● **WORK INSTRUCTIONS**:
Whatever the records say, give every one of them again exactly.

● **EXERCISE MATERIAL**:
····················

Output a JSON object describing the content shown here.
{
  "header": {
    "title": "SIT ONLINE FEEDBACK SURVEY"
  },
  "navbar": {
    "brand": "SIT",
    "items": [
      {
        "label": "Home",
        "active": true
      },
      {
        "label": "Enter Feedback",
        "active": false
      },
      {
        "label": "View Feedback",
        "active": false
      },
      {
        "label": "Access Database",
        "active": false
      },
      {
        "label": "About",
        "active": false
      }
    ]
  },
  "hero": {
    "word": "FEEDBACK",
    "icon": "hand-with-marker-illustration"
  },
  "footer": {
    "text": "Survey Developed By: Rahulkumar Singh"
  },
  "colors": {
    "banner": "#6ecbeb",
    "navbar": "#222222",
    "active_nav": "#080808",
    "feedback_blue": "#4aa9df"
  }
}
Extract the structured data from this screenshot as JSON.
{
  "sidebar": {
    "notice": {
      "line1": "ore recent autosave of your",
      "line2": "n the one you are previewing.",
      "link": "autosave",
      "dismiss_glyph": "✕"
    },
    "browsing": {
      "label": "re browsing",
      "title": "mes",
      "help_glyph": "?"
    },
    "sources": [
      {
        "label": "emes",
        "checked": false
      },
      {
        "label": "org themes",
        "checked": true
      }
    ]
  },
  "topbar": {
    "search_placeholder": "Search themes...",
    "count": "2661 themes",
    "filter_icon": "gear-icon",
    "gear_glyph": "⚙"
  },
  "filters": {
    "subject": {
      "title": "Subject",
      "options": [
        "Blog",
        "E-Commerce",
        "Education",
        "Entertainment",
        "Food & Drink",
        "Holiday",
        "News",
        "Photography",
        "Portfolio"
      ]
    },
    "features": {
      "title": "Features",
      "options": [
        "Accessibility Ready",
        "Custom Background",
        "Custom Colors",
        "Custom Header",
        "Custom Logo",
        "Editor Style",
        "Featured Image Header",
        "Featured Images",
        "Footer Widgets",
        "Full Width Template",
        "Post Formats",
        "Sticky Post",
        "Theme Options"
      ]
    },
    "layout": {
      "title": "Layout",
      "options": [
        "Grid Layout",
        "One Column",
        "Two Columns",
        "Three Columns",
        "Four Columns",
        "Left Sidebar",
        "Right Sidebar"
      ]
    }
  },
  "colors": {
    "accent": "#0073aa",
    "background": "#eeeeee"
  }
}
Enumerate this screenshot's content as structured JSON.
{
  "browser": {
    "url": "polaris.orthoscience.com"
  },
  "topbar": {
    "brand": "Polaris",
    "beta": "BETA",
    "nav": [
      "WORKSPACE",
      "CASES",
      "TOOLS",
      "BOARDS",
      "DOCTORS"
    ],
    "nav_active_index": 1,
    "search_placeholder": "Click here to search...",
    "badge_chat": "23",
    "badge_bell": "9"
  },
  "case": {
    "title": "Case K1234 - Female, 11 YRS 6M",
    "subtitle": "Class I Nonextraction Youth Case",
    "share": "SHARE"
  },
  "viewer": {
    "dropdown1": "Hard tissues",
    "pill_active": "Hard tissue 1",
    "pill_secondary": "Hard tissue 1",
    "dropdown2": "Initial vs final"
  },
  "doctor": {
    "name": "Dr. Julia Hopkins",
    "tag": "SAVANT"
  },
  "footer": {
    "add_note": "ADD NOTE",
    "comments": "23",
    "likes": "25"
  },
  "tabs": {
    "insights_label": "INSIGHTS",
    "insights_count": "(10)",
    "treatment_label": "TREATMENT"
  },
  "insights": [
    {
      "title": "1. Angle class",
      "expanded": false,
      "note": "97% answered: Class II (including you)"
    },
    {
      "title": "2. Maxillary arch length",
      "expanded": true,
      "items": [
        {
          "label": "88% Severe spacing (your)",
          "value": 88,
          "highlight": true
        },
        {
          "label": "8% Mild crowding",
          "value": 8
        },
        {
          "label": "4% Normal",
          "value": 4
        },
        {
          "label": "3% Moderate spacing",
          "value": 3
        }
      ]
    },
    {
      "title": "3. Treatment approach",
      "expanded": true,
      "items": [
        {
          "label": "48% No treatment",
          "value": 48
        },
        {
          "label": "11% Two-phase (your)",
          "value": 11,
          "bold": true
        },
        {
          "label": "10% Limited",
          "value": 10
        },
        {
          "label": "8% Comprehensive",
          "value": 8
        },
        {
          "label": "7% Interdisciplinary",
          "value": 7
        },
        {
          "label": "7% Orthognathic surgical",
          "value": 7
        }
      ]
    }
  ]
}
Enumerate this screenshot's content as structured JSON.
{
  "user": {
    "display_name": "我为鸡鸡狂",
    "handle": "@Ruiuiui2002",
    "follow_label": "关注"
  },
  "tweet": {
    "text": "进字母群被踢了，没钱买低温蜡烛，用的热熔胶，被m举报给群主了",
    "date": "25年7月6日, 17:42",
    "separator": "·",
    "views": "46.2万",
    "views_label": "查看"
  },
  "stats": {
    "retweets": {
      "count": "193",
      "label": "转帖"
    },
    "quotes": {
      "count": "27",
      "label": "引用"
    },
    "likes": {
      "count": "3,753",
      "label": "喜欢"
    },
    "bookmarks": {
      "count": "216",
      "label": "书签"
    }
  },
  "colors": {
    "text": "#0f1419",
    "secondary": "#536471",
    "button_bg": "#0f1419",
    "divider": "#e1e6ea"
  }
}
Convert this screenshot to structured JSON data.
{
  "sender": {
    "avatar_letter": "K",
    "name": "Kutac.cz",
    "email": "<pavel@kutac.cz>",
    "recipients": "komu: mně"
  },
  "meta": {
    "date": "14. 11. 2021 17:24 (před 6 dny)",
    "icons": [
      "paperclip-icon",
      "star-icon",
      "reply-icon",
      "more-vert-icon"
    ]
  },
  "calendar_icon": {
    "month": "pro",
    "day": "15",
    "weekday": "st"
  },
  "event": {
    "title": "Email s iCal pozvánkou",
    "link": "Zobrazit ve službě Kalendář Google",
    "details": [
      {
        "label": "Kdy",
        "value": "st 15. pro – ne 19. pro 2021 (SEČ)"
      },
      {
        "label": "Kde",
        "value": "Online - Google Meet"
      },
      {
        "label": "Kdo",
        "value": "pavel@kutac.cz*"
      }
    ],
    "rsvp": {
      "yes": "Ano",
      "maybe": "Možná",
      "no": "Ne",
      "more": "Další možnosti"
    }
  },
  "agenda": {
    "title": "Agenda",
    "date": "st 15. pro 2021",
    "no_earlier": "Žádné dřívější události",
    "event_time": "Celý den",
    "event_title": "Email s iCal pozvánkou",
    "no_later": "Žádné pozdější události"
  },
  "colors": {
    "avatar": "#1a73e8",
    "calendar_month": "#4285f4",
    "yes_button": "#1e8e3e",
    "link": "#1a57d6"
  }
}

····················

● **FINISHED TASK**:
Output a JSON object describing the content shown here.
{
  "header": {
    "title": "SIT ONLINE FEEDBACK SURVEY"
  },
  "navbar": {
    "brand": "SIT",
    "items": [
      {
        "label": "Home",
        "active": true
      },
      {
        "label": "Enter Feedback",
        "active": false
      },
      {
        "label": "View Feedback",
        "active": false
      },
      {
        "label": "Access Database",
        "active": false
      },
      {
        "label": "About",
        "active": false
      }
    ]
  },
  "hero": {
    "word": "FEEDBACK",
    "icon": "hand-with-marker-illustration"
  },
  "footer": {
    "text": "Survey Developed By: Rahulkumar Singh"
  },
  "colors": {
    "banner": "#6ecbeb",
    "navbar": "#222222",
    "active_nav": "#080808",
    "feedback_blue": "#4aa9df"
  }
}
Extract the structured data from this screenshot as JSON.
{
  "sidebar": {
    "notice": {
      "line1": "ore recent autosave of your",
      "line2": "n the one you are previewing.",
      "link": "autosave",
      "dismiss_glyph": "✕"
    },
    "browsing": {
      "label": "re browsing",
      "title": "mes",
      "help_glyph": "?"
    },
    "sources": [
      {
        "label": "emes",
        "checked": false
      },
      {
        "label": "org themes",
        "checked": true
      }
    ]
  },
  "topbar": {
    "search_placeholder": "Search themes...",
    "count": "2661 themes",
    "filter_icon": "gear-icon",
    "gear_glyph": "⚙"
  },
  "filters": {
    "subject": {
      "title": "Subject",
      "options": [
        "Blog",
        "E-Commerce",
        "Education",
        "Entertainment",
        "Food & Drink",
        "Holiday",
        "News",
        "Photography",
        "Portfolio"
      ]
    },
    "features": {
      "title": "Features",
      "options": [
        "Accessibility Ready",
        "Custom Background",
        "Custom Colors",
        "Custom Header",
        "Custom Logo",
        "Editor Style",
        "Featured Image Header",
        "Featured Images",
        "Footer Widgets",
        "Full Width Template",
        "Post Formats",
        "Sticky Post",
        "Theme Options"
      ]
    },
    "layout": {
      "title": "Layout",
      "options": [
        "Grid Layout",
        "One Column",
        "Two Columns",
        "Three Columns",
        "Four Columns",
        "Left Sidebar",
        "Right Sidebar"
      ]
    }
  },
  "colors": {
    "accent": "#0073aa",
    "background": "#eeeeee"
  }
}
Enumerate this screenshot's content as structured JSON.
{
  "browser": {
    "url": "polaris.orthoscience.com"
  },
  "topbar": {
    "brand": "Polaris",
    "beta": "BETA",
    "nav": [
      "WORKSPACE",
      "CASES",
      "TOOLS",
      "BOARDS",
      "DOCTORS"
    ],
    "nav_active_index": 1,
    "search_placeholder": "Click here to search...",
    "badge_chat": "23",
    "badge_bell": "9"
  },
  "case": {
    "title": "Case K1234 - Female, 11 YRS 6M",
    "subtitle": "Class I Nonextraction Youth Case",
    "share": "SHARE"
  },
  "viewer": {
    "dropdown1": "Hard tissues",
    "pill_active": "Hard tissue 1",
    "pill_secondary": "Hard tissue 1",
    "dropdown2": "Initial vs final"
  },
  "doctor": {
    "name": "Dr. Julia Hopkins",
    "tag": "SAVANT"
  },
  "footer": {
    "add_note": "ADD NOTE",
    "comments": "23",
    "likes": "25"
  },
  "tabs": {
    "insights_label": "INSIGHTS",
    "insights_count": "(10)",
    "treatment_label": "TREATMENT"
  },
  "insights": [
    {
      "title": "1. Angle class",
      "expanded": false,
      "note": "97% answered: Class II (including you)"
    },
    {
      "title": "2. Maxillary arch length",
      "expanded": true,
      "items": [
        {
          "label": "88% Severe spacing (your)",
          "value": 88,
          "highlight": true
        },
        {
          "label": "8% Mild crowding",
          "value": 8
        },
        {
          "label": "4% Normal",
          "value": 4
        },
        {
          "label": "3% Moderate spacing",
          "value": 3
        }
      ]
    },
    {
      "title": "3. Treatment approach",
      "expanded": true,
      "items": [
        {
          "label": "48% No treatment",
          "value": 48
        },
        {
          "label": "11% Two-phase (your)",
          "value": 11,
          "bold": true
        },
        {
          "label": "10% Limited",
          "value": 10
        },
        {
          "label": "8% Comprehensive",
          "value": 8
        },
        {
          "label": "7% Interdisciplinary",
          "value": 7
        },
        {
          "label": "7% Orthognathic surgical",
          "value": 7
        }
      ]
    }
  ]
}
Enumerate this screenshot's content as structured JSON.
{
  "user": {
    "display_name": "我为鸡鸡狂",
    "handle": "@Ruiuiui2002",
    "follow_label": "关注"
  },
  "tweet": {
    "text": "进字母群被踢了，没钱买低温蜡烛，用的热熔胶，被m举报给群主了",
    "date": "25年7月6日, 17:42",
    "separator": "·",
    "views": "46.2万",
    "views_label": "查看"
  },
  "stats": {
    "retweets": {
      "count": "193",
      "label": "转帖"
    },
    "quotes": {
      "count": "27",
      "label": "引用"
    },
    "likes": {
      "count": "3,753",
      "label": "喜欢"
    },
    "bookmarks": {
      "count": "216",
      "label": "书签"
    }
  },
  "colors": {
    "text": "#0f1419",
    "secondary": "#536471",
    "button_bg": "#0f1419",
    "divider": "#e1e6ea"
  }
}
Convert this screenshot to structured JSON data.
{
  "sender": {
    "avatar_letter": "K",
    "name": "Kutac.cz",
    "email": "<pavel@kutac.cz>",
    "recipients": "komu: mně"
  },
  "meta": {
    "date": "14. 11. 2021 17:24 (před 6 dny)",
    "icons": [
      "paperclip-icon",
      "star-icon",
      "reply-icon",
      "more-vert-icon"
    ]
  },
  "calendar_icon": {
    "month": "pro",
    "day": "15",
    "weekday": "st"
  },
  "event": {
    "title": "Email s iCal pozvánkou",
    "link": "Zobrazit ve službě Kalendář Google",
    "details": [
      {
        "label": "Kdy",
        "value": "st 15. pro – ne 19. pro 2021 (SEČ)"
      },
      {
        "label": "Kde",
        "value": "Online - Google Meet"
      },
      {
        "label": "Kdo",
        "value": "pavel@kutac.cz*"
      }
    ],
    "rsvp": {
      "yes": "Ano",
      "maybe": "Možná",
      "no": "Ne",
      "more": "Další možnosti"
    }
  },
  "agenda": {
    "title": "Agenda",
    "date": "st 15. pro 2021",
    "no_earlier": "Žádné dřívější události",
    "event_time": "Celý den",
    "event_title": "Email s iCal pozvánkou",
    "no_later": "Žádné pozdější události"
  },
  "colors": {
    "avatar": "#1a73e8",
    "calendar_month": "#4285f4",
    "yes_button": "#1e8e3e",
    "link": "#1a57d6"
  }
}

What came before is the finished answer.